How influential is the influencer? Nutrition and diet in the social media age
Social media is credited with many things and blamed for many more, but what role does it play in the food choices people make?
Online, we are bombarded by images of all kinds and food has taken its place alongside everything else.
And, of course, we are trapped in our own social media bubbles – drawn to things because our friends have liked them, or because our favourite influencers have been paid to endorse them, or because the algorithms have analysed our online shopping lists and other personal details, and have decided we should see pictures of steaming Sunday roasts, salads or pizzas.
We are often warned about the dangers social media can pose to young people, but we are all susceptible to being influenced.
So what does all of this add up to when it comes to our diet and nutrition?

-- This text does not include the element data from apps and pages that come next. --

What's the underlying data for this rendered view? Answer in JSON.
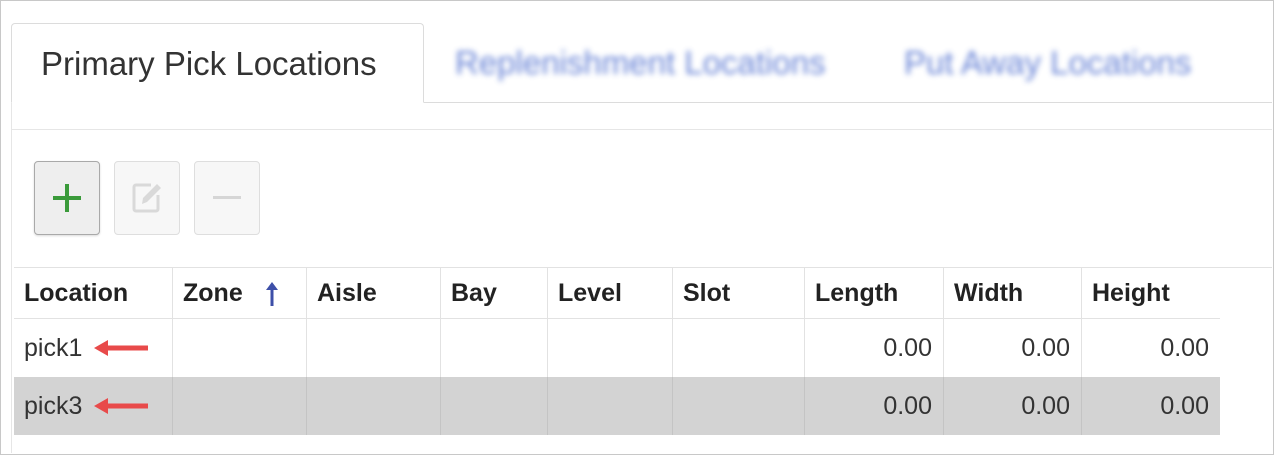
{
  "tabs": [
    {
      "label": "Primary Pick Locations",
      "active": true
    },
    {
      "label": "Replenishment Locations",
      "active": false
    },
    {
      "label": "Put Away Locations",
      "active": false
    }
  ],
  "toolbar": {
    "add": {
      "icon": "plus-icon",
      "enabled": true,
      "color": "#3a9a3a"
    },
    "edit": {
      "icon": "edit-icon",
      "enabled": false
    },
    "remove": {
      "icon": "minus-icon",
      "enabled": false
    }
  },
  "grid": {
    "columns": [
      "Location",
      "Zone",
      "Aisle",
      "Bay",
      "Level",
      "Slot",
      "Length",
      "Width",
      "Height"
    ],
    "sorted_column": "Zone",
    "sort_direction": "ascending",
    "sort_icon_color": "#3d4fa8",
    "rows": [
      {
        "location": "pick1",
        "zone": "",
        "aisle": "",
        "bay": "",
        "level": "",
        "slot": "",
        "length": "0.00",
        "width": "0.00",
        "height": "0.00",
        "selected": false
      },
      {
        "location": "pick3",
        "zone": "",
        "aisle": "",
        "bay": "",
        "level": "",
        "slot": "",
        "length": "0.00",
        "width": "0.00",
        "height": "0.00",
        "selected": true
      }
    ]
  },
  "annotation": {
    "arrow_color": "#e84a4a",
    "arrow_icon": "red-left-arrow-icon"
  },
  "colors": {
    "selected_row": "#d3d3d3",
    "blurred_tab": "#4f6fcf"
  }
}
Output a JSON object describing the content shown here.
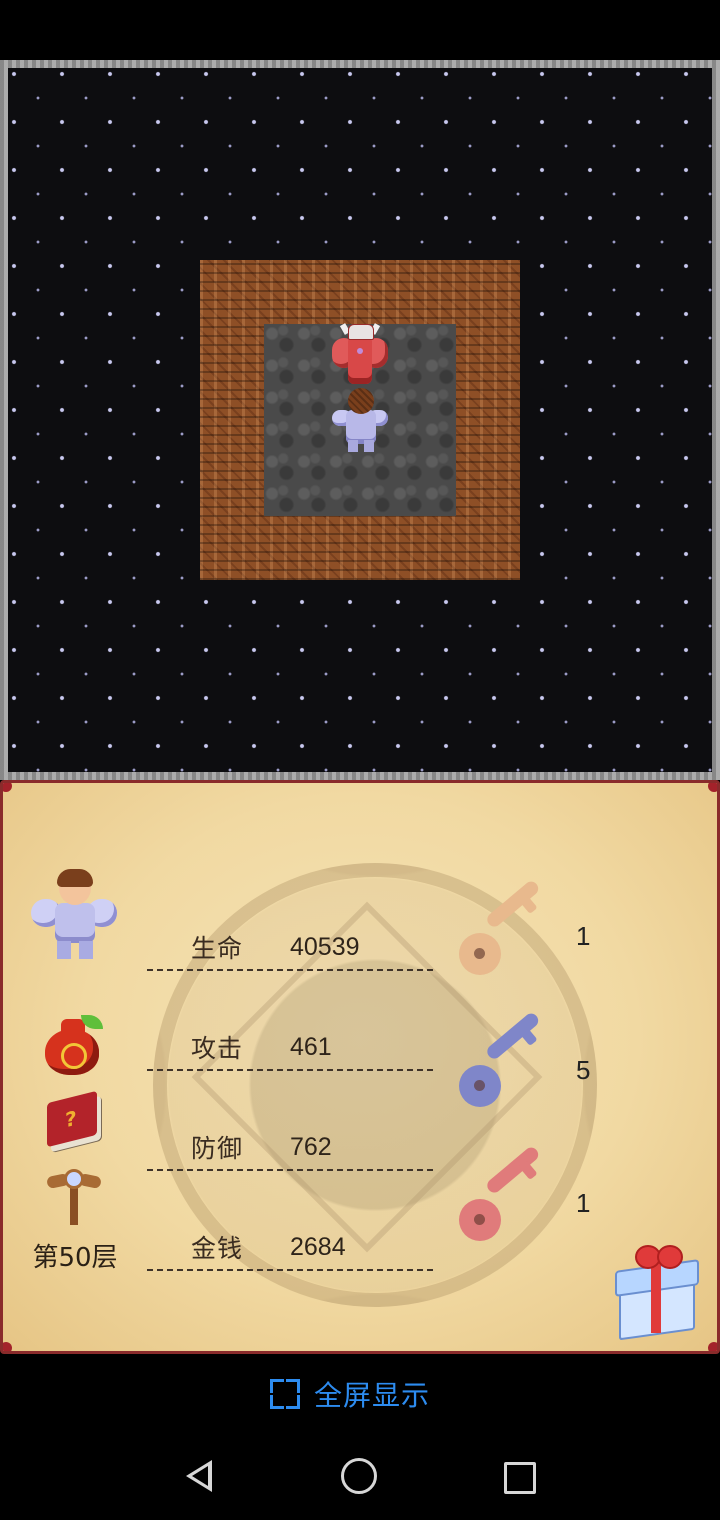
{
  "game": {
    "floor_label": "第50层"
  },
  "stats": [
    {
      "label": "生命",
      "value": "40539"
    },
    {
      "label": "攻击",
      "value": "461"
    },
    {
      "label": "防御",
      "value": "762"
    },
    {
      "label": "金钱",
      "value": "2684"
    }
  ],
  "keys": {
    "yellow": "1",
    "blue": "5",
    "red": "1"
  },
  "colors": {
    "key_yellow": "#e8b98d",
    "key_blue": "#7f86c9",
    "key_red": "#e07b7b",
    "accent_link": "#2d8cf0",
    "panel_border": "#8a2b2b"
  },
  "fullscreen": {
    "label": "全屏显示"
  },
  "icons": {
    "portrait": "hero-portrait-icon",
    "bag": "lucky-bag-icon",
    "book": "monster-book-icon",
    "staff": "floor-fly-staff-icon",
    "gift": "gift-box-icon",
    "fullscreen": "expand-icon"
  }
}
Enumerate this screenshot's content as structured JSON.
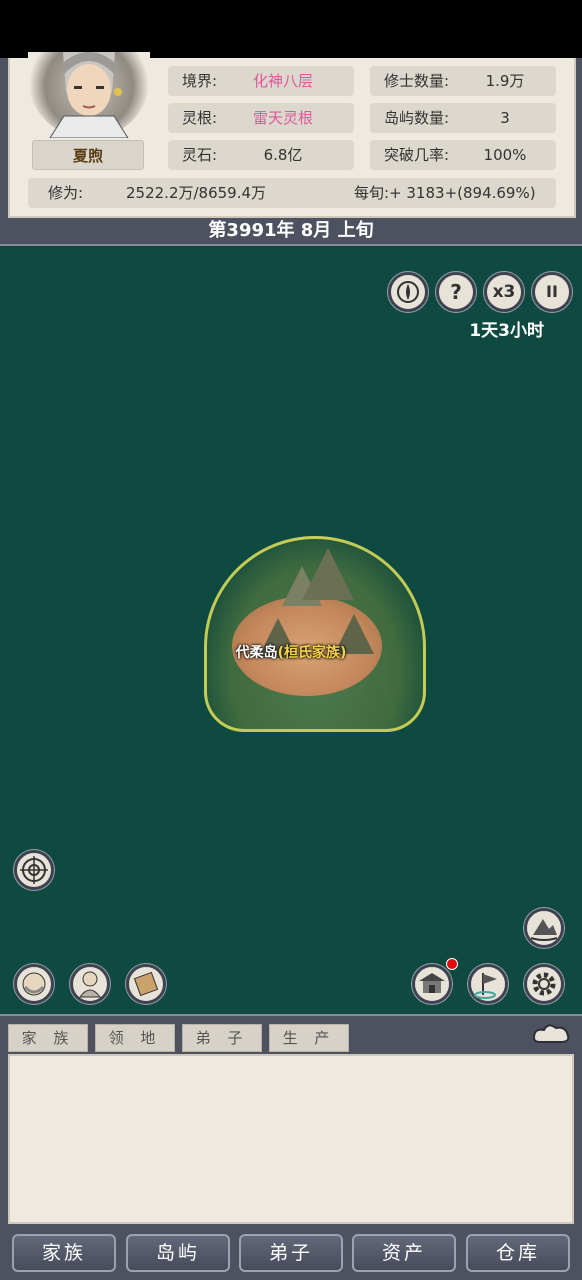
{
  "character": {
    "name": "夏煦"
  },
  "stats": {
    "realm_label": "境界:",
    "realm_value": "化神八层",
    "root_label": "灵根:",
    "root_value": "雷天灵根",
    "stone_label": "灵石:",
    "stone_value": "6.8亿",
    "cultivators_label": "修士数量:",
    "cultivators_value": "1.9万",
    "islands_label": "岛屿数量:",
    "islands_value": "3",
    "breakthrough_label": "突破几率:",
    "breakthrough_value": "100%",
    "cultivation_label": "修为:",
    "cultivation_value": "2522.2万/8659.4万",
    "per_period": "每旬:+ 3183+(894.69%)"
  },
  "date": "第3991年 8月 上旬",
  "map": {
    "help_label": "?",
    "speed_label": "x3",
    "pause_label": "II",
    "timer": "1天3小时",
    "island_name": "代柔岛",
    "island_open": "(",
    "island_clan": "桓氏家族",
    "island_close": ")"
  },
  "log_tabs": [
    "家 族",
    "领 地",
    "弟 子",
    "生 产"
  ],
  "nav": [
    "家族",
    "岛屿",
    "弟子",
    "资产",
    "仓库"
  ],
  "colors": {
    "accent_pink": "#e0569b",
    "map_sea": "#0e4a40",
    "notification": "#e20e0e"
  }
}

Has social media made us less healthy, more at risk of eating problems, or more aware of healthy choices?
Suzanne Higgs, Professor in the Psychobiology of Appetite, University of Birmingham
Suzanne Higgs is Professor in the Psychobiology of Appetite at the University of Birmingham, UK.
Her research focuses on cognitive control of eating behaviours and the underpinning biological mechanisms.
She is particularly interested in the role that learning and memory processes play in decision making about what and how much to eat.
Suzanna Forwood, Associate Professor of Psychology & Sports Science, Anglia Ruskin University
Suzanna is a cognitive psychologist interested in food choice, the factors that determine food choice and the tools available to improve the healthiness of food choices.
She is Associate Professor of Psychology & Sports Science, Anglia Ruskin University.